While this change may not seem a big deal to many and there will be those who will welcome the findings of the study with open arms, the change in arrival of seasons bring with them huge impact to flora and fauna relying on the seasonal changes.
The latest findings are the result of a study by researchers at University of Wisconsin-Madison, US, who applied extended Spring Indices to climate models to predict the dates of leaf and flower emergence based on day length. The study, published in Environmental Research Letters, show that there could be rapid shifts in plant phenology in the Pacific Northwest and Mountainous regions of the western US, with smaller shifts in southern areas, where spring already arrives early.
Researcher reveal that these changes could have huge impact on long distance migratory birds, for example, who are known to time their migration based on day length in their winter range. “They may arrive in their breeding ground to find that the plant resources that they require are already gone”, says Andrew Allstadt, an author on the paper.
During the course of the study, researchers also looked into ‘false springs’ – a situation when freezing temperatures return after spring plant growth has begun. Researchers suggest that ‘false springs’ will decrease in most locations, but a large area of the western Great Plains is projected to see an increase in false springs.
“This is important as false springs can damage plant production cycles in natural and agricultural systems” continues Allstadt. “In some cases, an entire crop can be lost.”
These researchers are working on a NASA Biodiversity Grant, with the goal of assisting people working in conservation of public land in the US. As such, the researchers have provided much of their data freely on their website: http://silvis.forest.wisc.edu/

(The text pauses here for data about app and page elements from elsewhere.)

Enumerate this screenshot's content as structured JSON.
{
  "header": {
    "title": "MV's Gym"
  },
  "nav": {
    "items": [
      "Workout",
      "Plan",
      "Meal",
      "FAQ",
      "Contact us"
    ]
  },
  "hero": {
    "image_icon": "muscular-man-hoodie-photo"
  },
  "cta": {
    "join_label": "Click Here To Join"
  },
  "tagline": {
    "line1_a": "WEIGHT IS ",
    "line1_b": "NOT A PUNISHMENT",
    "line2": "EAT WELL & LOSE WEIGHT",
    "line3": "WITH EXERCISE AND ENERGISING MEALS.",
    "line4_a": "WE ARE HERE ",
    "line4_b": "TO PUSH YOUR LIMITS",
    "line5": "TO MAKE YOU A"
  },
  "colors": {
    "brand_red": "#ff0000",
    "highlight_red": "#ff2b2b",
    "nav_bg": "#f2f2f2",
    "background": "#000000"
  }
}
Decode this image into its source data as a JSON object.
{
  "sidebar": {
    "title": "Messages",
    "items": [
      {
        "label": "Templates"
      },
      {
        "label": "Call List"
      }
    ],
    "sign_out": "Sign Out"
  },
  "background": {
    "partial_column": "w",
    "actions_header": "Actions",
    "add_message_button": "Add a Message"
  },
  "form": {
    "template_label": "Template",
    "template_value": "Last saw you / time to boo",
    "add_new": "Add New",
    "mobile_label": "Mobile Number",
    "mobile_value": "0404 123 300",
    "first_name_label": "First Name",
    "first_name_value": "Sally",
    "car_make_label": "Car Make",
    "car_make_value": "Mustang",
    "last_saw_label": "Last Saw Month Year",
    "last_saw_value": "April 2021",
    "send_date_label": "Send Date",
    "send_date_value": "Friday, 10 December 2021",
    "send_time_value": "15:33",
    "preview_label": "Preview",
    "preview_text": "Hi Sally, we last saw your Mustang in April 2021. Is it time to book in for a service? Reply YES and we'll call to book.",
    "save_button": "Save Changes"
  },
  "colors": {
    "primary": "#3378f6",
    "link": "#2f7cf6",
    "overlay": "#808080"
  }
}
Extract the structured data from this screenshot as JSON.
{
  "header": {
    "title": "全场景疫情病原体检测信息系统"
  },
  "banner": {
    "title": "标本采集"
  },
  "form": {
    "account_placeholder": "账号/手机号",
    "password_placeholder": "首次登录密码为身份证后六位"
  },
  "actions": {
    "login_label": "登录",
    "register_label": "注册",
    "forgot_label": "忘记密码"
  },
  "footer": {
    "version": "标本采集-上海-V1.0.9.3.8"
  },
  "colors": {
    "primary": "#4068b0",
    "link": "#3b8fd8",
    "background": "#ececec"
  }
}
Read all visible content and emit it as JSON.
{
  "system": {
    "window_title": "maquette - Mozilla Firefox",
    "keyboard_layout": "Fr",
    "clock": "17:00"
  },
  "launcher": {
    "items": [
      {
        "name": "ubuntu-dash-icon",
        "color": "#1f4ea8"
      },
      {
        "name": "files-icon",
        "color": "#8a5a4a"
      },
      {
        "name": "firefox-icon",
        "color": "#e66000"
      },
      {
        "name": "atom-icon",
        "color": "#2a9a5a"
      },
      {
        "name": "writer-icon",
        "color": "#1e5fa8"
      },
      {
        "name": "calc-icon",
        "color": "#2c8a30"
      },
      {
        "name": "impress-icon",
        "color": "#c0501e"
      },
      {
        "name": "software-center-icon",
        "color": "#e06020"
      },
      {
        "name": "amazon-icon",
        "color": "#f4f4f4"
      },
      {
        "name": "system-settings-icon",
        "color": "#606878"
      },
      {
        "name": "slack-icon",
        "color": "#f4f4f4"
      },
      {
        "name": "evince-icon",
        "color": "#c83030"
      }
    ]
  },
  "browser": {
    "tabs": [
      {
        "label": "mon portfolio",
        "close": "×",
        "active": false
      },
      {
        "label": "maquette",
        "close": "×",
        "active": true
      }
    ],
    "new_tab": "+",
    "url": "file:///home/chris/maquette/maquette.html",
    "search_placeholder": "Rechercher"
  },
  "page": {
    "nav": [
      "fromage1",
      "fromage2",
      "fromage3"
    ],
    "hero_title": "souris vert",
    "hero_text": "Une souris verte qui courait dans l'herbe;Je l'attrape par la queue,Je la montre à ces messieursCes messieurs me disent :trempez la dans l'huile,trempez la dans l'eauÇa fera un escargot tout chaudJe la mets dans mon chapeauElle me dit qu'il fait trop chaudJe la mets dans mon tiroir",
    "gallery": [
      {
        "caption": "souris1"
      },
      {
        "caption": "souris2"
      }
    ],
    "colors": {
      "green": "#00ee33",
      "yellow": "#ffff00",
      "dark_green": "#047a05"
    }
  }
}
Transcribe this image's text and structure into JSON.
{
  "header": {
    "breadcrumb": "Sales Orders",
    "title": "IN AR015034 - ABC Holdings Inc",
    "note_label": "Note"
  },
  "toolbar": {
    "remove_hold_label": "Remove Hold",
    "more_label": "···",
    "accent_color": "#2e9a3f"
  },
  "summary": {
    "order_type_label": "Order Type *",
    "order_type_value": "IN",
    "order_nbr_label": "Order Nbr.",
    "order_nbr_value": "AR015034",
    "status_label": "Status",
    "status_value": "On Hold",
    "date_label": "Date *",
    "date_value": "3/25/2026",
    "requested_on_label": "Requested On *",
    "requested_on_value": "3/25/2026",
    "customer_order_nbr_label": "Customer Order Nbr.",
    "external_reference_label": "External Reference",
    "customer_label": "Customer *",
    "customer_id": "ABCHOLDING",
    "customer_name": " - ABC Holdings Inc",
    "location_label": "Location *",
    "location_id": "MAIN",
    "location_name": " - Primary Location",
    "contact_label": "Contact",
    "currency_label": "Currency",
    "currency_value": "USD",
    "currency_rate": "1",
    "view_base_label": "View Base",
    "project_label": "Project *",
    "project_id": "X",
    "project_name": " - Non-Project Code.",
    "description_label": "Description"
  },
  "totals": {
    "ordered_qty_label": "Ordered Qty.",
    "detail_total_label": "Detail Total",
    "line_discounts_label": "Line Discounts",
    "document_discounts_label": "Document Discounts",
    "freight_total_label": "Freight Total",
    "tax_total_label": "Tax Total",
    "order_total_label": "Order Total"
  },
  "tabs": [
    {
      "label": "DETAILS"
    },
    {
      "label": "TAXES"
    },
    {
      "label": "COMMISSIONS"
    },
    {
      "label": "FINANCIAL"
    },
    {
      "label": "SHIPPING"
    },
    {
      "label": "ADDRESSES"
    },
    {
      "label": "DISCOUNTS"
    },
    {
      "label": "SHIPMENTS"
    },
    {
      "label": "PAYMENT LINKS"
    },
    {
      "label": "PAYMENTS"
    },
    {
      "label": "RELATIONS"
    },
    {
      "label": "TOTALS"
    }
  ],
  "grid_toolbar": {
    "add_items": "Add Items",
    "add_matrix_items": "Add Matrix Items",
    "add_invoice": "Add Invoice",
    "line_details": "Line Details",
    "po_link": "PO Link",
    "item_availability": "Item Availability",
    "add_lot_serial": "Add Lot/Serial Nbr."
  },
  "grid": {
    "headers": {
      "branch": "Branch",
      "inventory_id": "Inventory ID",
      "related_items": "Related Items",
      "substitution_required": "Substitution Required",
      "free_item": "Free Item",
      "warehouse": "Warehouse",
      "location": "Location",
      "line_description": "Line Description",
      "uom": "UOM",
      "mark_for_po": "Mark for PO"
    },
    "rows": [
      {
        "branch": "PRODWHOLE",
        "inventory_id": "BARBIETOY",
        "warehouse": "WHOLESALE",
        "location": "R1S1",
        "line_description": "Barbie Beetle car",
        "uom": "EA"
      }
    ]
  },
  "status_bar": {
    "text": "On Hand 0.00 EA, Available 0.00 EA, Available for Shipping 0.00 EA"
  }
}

“We are expanding our research to cover all kinds of extreme weather, including droughts and heat waves” concluded Allstadt. “We are particularly interested in how these affect bird populations in wildlife refuges.”